2. Prioritize critical business applications

Every organization will have different priorities. In fact, each network segment may have different protocol priorities because of the specific applications that traverse those segments. Certainly, the top application (based on business importance) on the sales segment will be different from the top application on the marketing segment. Those application protocols need to be handled in terms of importance for the segment they are individually on. But, when those protocols get to the same wire at the core or elsewhere, it is important that they still respect other segments’ needs.

3. Tie baseline protocols and usage to those critical business applications

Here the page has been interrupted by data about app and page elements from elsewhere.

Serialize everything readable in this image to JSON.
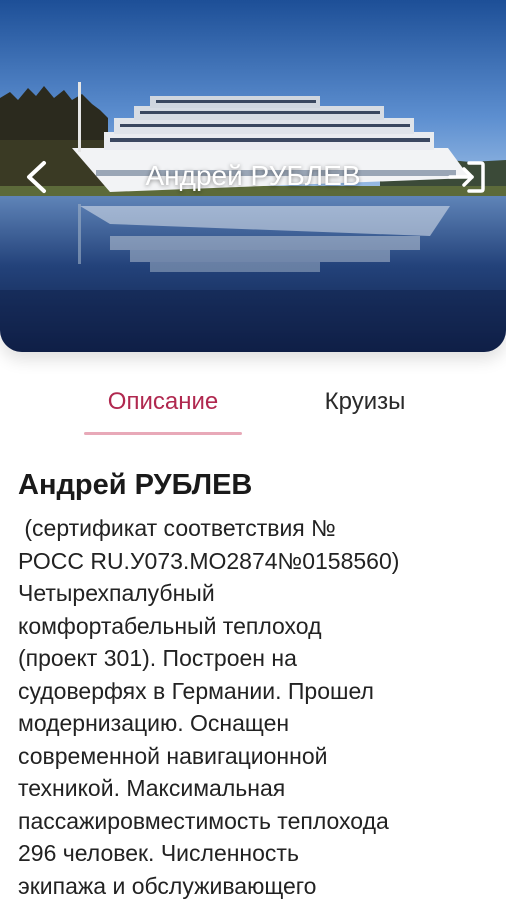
{
  "header": {
    "title": "Андрей РУБЛЕВ",
    "back_icon": "chevron-left-icon",
    "login_icon": "login-icon"
  },
  "tabs": [
    {
      "label": "Описание",
      "active": true
    },
    {
      "label": "Круизы",
      "active": false
    }
  ],
  "colors": {
    "accent": "#b0284f",
    "tab_underline": "#e8a9b8"
  },
  "description": {
    "title": "Андрей РУБЛЕВ",
    "lines": [
      " (сертификат соответствия №",
      "РОСС RU.У073.МО2874№0158560)",
      "Четырехпалубный",
      "комфортабельный теплоход",
      "(проект 301). Построен на",
      "судоверфях в Германии. Прошел",
      "модернизацию. Оснащен",
      "современной навигационной",
      "техникой. Максимальная",
      "пассажировместимость теплохода",
      "296 человек. Численность",
      "экипажа и обслуживающего"
    ]
  }
}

Understand specific applications and their use of protocols. And remember, there is usually more than one. Any protocol that isn’t performing well can affect the overall application  performance (the weakest link per se). This is another area where a network analyzer can help break down and show individual flows and their performance. Organizations can have a window into the network to see the weakest link as well as options to sort application flows with various criteria choices.

4. Remove unnecessary protocols/traffic

Almost every network has unnecessary traffic. Some devices (especially printers) support stacks and protocols that aren’t in use in the environment. Often, WLAN traffic has not been pruned. Sometimes, protocols that help manage the network, like routing protocols, SNMP, etc., can be found on those WLANs without any purpose, eating up available bandwidth, again, with no benefit.

5. Use QoS and bandwidth shaping to prioritize the business priority applications

Organizations can initially use the feature sets on their routers and switches to help with prioritization. In some cases, they may need to purchase specific hardware or software to help with this. There are many solutions on the market today, each focusing on solving issues with bandwidth management.

6. Review and manage

Since the network is dynamic and users won’t always do the same thing twice, it is critical that organizations consistently review network activity. Businesses should verify that the processes and/or devices architected are accomplishing what they need to and that the overall network profile has not changed. It is very important to see new trends approaching and make changes to the network to account for behavioral changes in an organization’s user communities.